TASK GOAL = Down to the last line, repeat the entries exactly and drop any image.

□ □ □ □

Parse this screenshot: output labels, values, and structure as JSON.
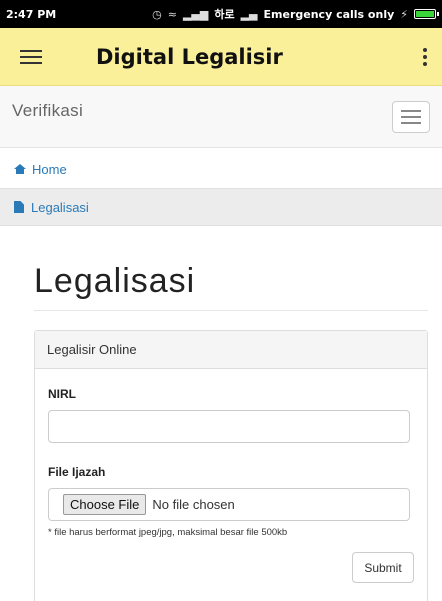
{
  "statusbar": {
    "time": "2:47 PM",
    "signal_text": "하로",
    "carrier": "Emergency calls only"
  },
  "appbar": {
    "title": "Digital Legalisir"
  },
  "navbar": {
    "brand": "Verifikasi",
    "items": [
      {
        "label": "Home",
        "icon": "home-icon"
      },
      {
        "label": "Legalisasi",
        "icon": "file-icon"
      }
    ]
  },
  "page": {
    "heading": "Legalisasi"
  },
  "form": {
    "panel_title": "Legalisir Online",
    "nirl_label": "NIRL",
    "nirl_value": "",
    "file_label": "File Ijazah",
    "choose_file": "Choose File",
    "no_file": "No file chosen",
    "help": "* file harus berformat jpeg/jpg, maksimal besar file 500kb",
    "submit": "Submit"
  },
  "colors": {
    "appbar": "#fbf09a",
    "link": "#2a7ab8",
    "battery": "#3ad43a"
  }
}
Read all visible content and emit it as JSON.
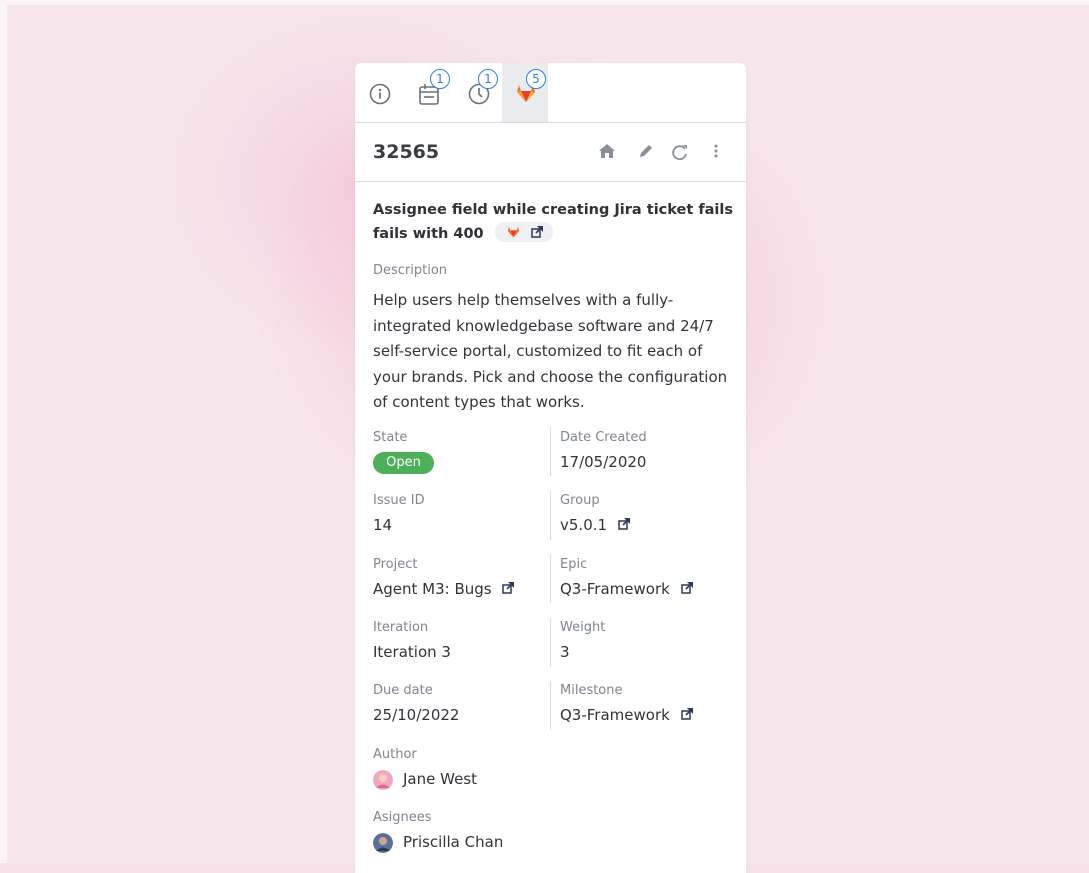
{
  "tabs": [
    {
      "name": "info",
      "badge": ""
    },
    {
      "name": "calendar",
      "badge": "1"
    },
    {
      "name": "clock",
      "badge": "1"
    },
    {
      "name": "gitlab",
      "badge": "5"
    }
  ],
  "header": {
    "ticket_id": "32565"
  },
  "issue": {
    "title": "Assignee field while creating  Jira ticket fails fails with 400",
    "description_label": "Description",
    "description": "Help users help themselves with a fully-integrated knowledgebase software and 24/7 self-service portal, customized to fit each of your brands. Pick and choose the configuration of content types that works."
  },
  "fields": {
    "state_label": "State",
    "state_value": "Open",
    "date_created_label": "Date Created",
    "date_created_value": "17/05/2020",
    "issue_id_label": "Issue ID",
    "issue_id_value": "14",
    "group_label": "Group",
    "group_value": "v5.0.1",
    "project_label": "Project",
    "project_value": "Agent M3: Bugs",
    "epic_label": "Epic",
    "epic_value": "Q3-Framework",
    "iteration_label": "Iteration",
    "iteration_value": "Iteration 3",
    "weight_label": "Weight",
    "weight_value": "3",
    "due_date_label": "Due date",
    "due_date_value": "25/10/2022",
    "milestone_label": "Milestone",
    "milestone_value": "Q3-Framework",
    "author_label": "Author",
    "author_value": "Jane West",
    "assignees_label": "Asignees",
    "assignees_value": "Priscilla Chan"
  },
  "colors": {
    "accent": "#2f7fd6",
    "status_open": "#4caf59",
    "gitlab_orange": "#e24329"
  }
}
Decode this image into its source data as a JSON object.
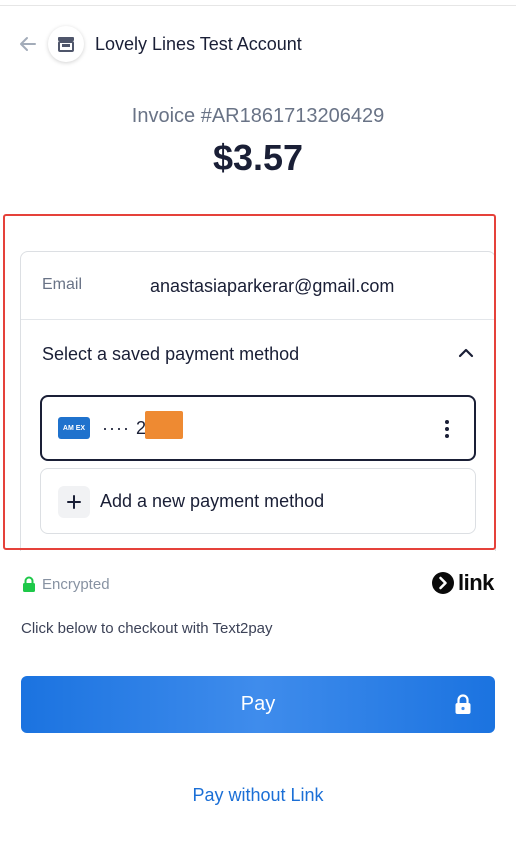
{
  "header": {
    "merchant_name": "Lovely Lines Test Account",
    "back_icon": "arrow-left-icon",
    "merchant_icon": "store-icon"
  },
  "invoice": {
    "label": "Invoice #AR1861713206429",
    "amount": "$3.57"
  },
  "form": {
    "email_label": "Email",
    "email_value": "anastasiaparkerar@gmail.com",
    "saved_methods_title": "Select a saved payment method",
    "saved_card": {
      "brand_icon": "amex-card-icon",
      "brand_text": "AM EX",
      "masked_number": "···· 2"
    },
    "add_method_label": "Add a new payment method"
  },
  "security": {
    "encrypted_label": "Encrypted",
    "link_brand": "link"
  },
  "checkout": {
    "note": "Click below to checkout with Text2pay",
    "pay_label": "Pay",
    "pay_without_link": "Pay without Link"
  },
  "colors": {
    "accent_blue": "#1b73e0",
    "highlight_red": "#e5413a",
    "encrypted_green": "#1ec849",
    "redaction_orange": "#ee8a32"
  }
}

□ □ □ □

SOLUTION TO THIS EXERCISE =
Parse this screenshot: output labels, values, and structure as JSON.
{
  "statusbar": {
    "time": "2:47 PM",
    "signal_text": "하로",
    "carrier": "Emergency calls only"
  },
  "appbar": {
    "title": "Digital Legalisir"
  },
  "navbar": {
    "brand": "Verifikasi",
    "items": [
      {
        "label": "Home",
        "icon": "home-icon"
      },
      {
        "label": "Legalisasi",
        "icon": "file-icon"
      }
    ]
  },
  "page": {
    "heading": "Legalisasi"
  },
  "form": {
    "panel_title": "Legalisir Online",
    "nirl_label": "NIRL",
    "nirl_value": "",
    "file_label": "File Ijazah",
    "choose_file": "Choose File",
    "no_file": "No file chosen",
    "help": "* file harus berformat jpeg/jpg, maksimal besar file 500kb",
    "submit": "Submit"
  },
  "colors": {
    "appbar": "#fbf09a",
    "link": "#2a7ab8",
    "battery": "#3ad43a"
  }
}
Read all visible content and emit it as JSON.
{
  "tabs": [
    {
      "name": "info",
      "badge": ""
    },
    {
      "name": "calendar",
      "badge": "1"
    },
    {
      "name": "clock",
      "badge": "1"
    },
    {
      "name": "gitlab",
      "badge": "5"
    }
  ],
  "header": {
    "ticket_id": "32565"
  },
  "issue": {
    "title": "Assignee field while creating  Jira ticket fails fails with 400",
    "description_label": "Description",
    "description": "Help users help themselves with a fully-integrated knowledgebase software and 24/7 self-service portal, customized to fit each of your brands. Pick and choose the configuration of content types that works."
  },
  "fields": {
    "state_label": "State",
    "state_value": "Open",
    "date_created_label": "Date Created",
    "date_created_value": "17/05/2020",
    "issue_id_label": "Issue ID",
    "issue_id_value": "14",
    "group_label": "Group",
    "group_value": "v5.0.1",
    "project_label": "Project",
    "project_value": "Agent M3: Bugs",
    "epic_label": "Epic",
    "epic_value": "Q3-Framework",
    "iteration_label": "Iteration",
    "iteration_value": "Iteration 3",
    "weight_label": "Weight",
    "weight_value": "3",
    "due_date_label": "Due date",
    "due_date_value": "25/10/2022",
    "milestone_label": "Milestone",
    "milestone_value": "Q3-Framework",
    "author_label": "Author",
    "author_value": "Jane West",
    "assignees_label": "Asignees",
    "assignees_value": "Priscilla Chan"
  },
  "colors": {
    "accent": "#2f7fd6",
    "status_open": "#4caf59",
    "gitlab_orange": "#e24329"
  }
}
Decode this image into its source data as a JSON object.
{
  "header": {
    "merchant_name": "Lovely Lines Test Account",
    "back_icon": "arrow-left-icon",
    "merchant_icon": "store-icon"
  },
  "invoice": {
    "label": "Invoice #AR1861713206429",
    "amount": "$3.57"
  },
  "form": {
    "email_label": "Email",
    "email_value": "anastasiaparkerar@gmail.com",
    "saved_methods_title": "Select a saved payment method",
    "saved_card": {
      "brand_icon": "amex-card-icon",
      "brand_text": "AM EX",
      "masked_number": "···· 2"
    },
    "add_method_label": "Add a new payment method"
  },
  "security": {
    "encrypted_label": "Encrypted",
    "link_brand": "link"
  },
  "checkout": {
    "note": "Click below to checkout with Text2pay",
    "pay_label": "Pay",
    "pay_without_link": "Pay without Link"
  },
  "colors": {
    "accent_blue": "#1b73e0",
    "highlight_red": "#e5413a",
    "encrypted_green": "#1ec849",
    "redaction_orange": "#ee8a32"
  }
}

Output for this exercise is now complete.